It is very clean — white walls, wood floors, a central bar with a pig’s leg sitting on it. There is interesting art — a painting of a man with the head of a pig and breasts, wrapped in a nurse’s outfit — and staff as blonde and fresh as von Trapp children. The menu is a long love-letter to lobster and Chablis. Padstow, as one, must have belched when Stein turned up. What about the soggy pasties? What about them?

The customers are English, but they do not look English. They are too well scrubbed and laundered. Only the English seem this panicked about dressing well. They planned this meal; they even washed for it. They stare at the menu, suck the clams.

My companion wants lobster and foie gras salad but fears lobster, so it comes without, with no complaint. The foie gras is sublime, almost worth torturing a goose for. The summer greens risotto is lemony and beautiful, strangely like an ice cream. Cod and chips are the best I have had — solid and fragrant — and Heinz Ketchup and Sarson’s vinegar arrive too, with no threat of violence. A tiny strawberry Pavlova comes next; I am always amazed that a sugary dessert is named after a ballerina who would never touch it, but I eat the irony too. Vanilla ice cream and chocolate sauce finish us off; they make the sauce at my companion’s request. We are high and giggly now, as if we have taken opium.

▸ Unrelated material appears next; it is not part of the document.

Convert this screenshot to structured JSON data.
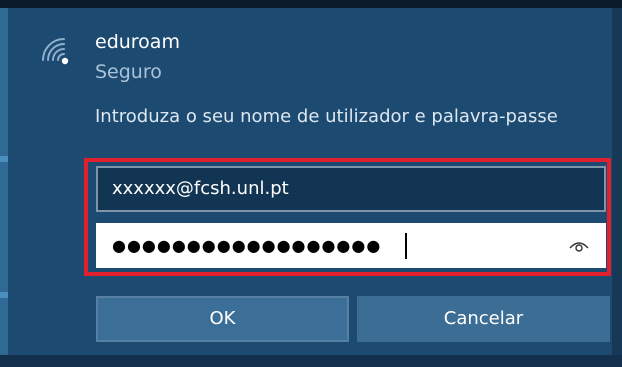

Afterwards, we go to the terrace, which has big sofas and cocktails. There is an unmistakable whiff of Cornwall squeezing itself into Martha’s Vineyard, and thrashing. My companion turns to the hotel beside us. It is a grand hotel on the skids: the Metropole. ‘I would like to stay there,’ she says. Instantly a Stein employee is at her shoulder. He is friendly, smiling and very clean — a Stein-bot, one of hundreds. ‘No, Madame,’ he says, ‘Stay with us.’ He indicates a small slate hotel with teal window-frames. It is a Rick Stein hotel, of course, and we too smile. Padstein will not let us out.

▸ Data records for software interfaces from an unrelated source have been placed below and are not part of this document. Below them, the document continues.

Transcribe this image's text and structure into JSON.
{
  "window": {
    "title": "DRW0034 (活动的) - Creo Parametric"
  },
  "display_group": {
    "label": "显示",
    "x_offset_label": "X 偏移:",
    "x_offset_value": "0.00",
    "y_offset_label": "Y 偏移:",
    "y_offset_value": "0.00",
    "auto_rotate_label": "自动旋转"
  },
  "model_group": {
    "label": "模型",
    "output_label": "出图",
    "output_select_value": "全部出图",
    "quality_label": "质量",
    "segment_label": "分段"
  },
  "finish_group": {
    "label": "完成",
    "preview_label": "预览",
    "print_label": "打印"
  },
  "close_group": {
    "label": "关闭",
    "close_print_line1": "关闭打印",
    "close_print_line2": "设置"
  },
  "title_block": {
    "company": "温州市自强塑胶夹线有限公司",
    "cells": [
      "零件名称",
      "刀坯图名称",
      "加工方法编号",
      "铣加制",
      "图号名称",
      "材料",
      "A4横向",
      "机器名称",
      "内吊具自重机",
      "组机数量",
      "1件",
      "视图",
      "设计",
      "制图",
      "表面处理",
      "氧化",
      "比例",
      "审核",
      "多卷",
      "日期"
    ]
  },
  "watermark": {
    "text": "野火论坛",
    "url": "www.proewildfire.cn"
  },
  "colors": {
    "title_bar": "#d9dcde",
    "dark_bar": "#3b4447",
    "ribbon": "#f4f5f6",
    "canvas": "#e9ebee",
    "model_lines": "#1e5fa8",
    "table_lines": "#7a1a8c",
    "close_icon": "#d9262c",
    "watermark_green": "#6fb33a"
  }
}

The Seafood Restaurant, Riverside, Padstow, Cornwall; 01841 532700; www.rickstein.com

This article first appeared in the print edition of The Spectator magazine, dated

Tags: Food